Yet by the 1960s these "flowers of industrial urbanization " were wilting faster than the more commercially minded traditional metropolis. Having been built to perfection for the industrial age, they were most vulnerable when manufacturing jobs began fleeing for the suburbs or overseas. Industrial cities such as St. Louis, Detroit, Baltimore, and Buffalo increasingly seemed "overgrown," too large for an economic base that was shrinking and ill-suited to exploit those Renaissance functions that other cities performed more expertly.

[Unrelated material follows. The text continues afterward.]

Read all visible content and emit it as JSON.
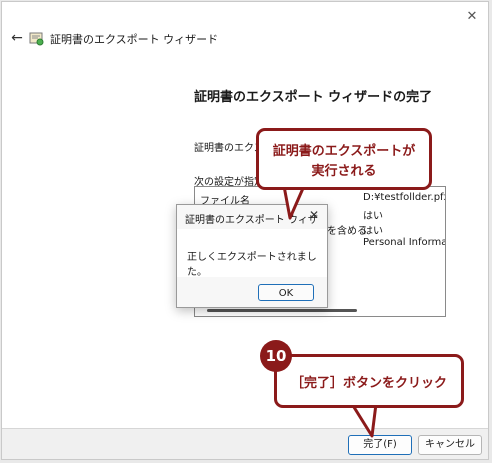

To be sure, pockets of vitality exist in areas such as Detroit's Greektown, St. Louis's Soulard, Philadelphia's Rittenhouse Square, or Baltimore's Inner Harbor. Yet for the most part these downtowns have surrendered much of their central geographic role. As recently as 1988, downtown Baltimore's Central Business District accounted for one-fourth of its region's office leasing activity. A decade later it was less than 10 percent. Two out of every five jobs came from the public sector, while the vast majority of new investment was concentrated not in the historic downtown, but in a small entertainment area around the Inner Harbor and the Camden Yards baseball stadium.

Attempts to revive cities around such things as casinos, football stadiums, and arenas at best created a kind of showcase that provides a patina of prosperity inadequate to reverse a more widespread secular decline. Downtown Cleveland boasts an impressive array of symbolic centers—the heavily subsidized Gateway project, which includes Jacobs field and Gund Arena (home of the NBA's Cavaliers), the Rock and Roll Hall of Fame, and several other retail-oriented developments—but the results for most Clevelanders have been negligible. The city's overall share of employment and income has continued to decline, while its portion of poverty households has increased.

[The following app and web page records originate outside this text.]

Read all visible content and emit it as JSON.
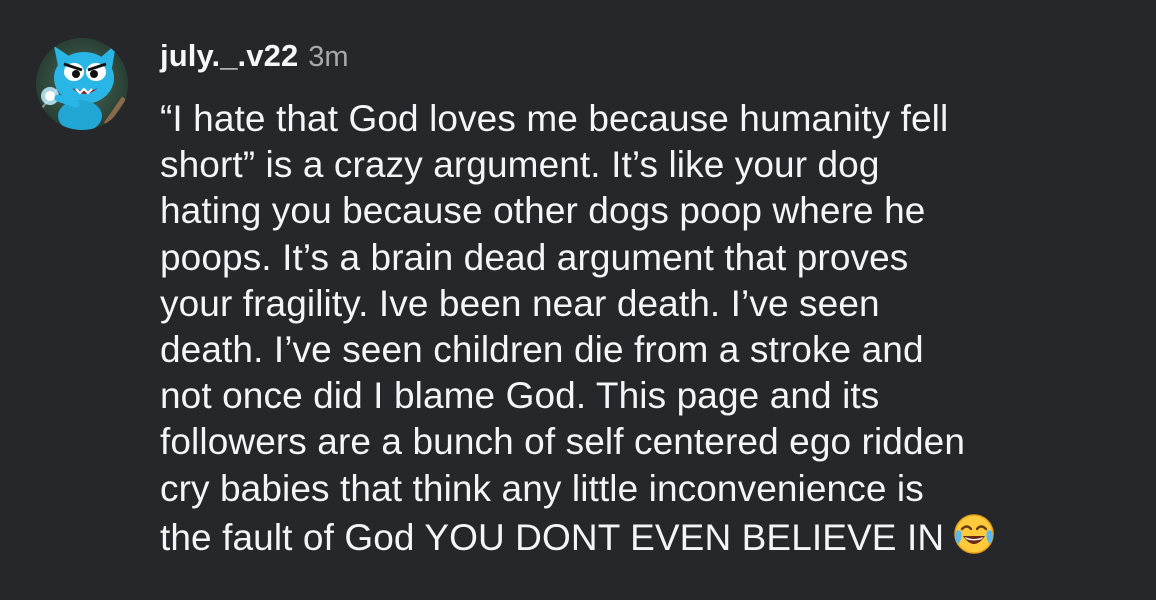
{
  "comment": {
    "username": "july._.v22",
    "timestamp": "3m",
    "avatar_icon": "cartoon-cat-avatar-icon",
    "body_lines": [
      "“I hate that God loves me because humanity fell",
      "short” is a crazy argument. It’s like your dog",
      "hating you because other dogs poop where he",
      "poops. It’s a brain dead argument that proves",
      "your fragility. Ive been near death. I’ve seen",
      "death. I’ve seen children die from a stroke and",
      "not once did I blame God. This page and its",
      "followers are a bunch of self centered ego ridden",
      "cry babies that think any little inconvenience is",
      "the fault of God YOU DONT EVEN BELIEVE IN"
    ],
    "trailing_emoji": "face-with-tears-of-joy-icon"
  },
  "colors": {
    "background": "#25272b",
    "text": "#f4f5f6",
    "timestamp": "#a6a8ac"
  }
}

At best these efforts have helped prevent Cleveland from becoming a modern-day Carthage. Suburbanites, who took most of the new jobs created by the downtown "recovery," may feel better about working in the core, but the bulk of the job creation continues to move to the periphery. "We didn't create a booming economy," explains Richard Shatten, a leader in the comeback effort who now teaches public policy at Case Western Reserve University. "We found a reason to exist."

For all its limitations, this approach is being taken by other old industrial cities, such as St. Louis or Detroit, whose city leaders believe it will arrest their precipitous decline. Both cities have lost roughly half their population since the 1950s and continued to lose population throughout the 1990s despite nearly three decades of civic efforts to turn themselves around. Yet for the most part these cities are likely to remain mere shadows of their past greatness. As in ancient Carthage, one can still admire the magnificent infrastructure—train depots, art-deco office towers, old department-store buildings, decorative streetlights, and clocks. Yet for the most part, these treasures remain derelict or at best underused, much like an old man's clothes now several sizes too large.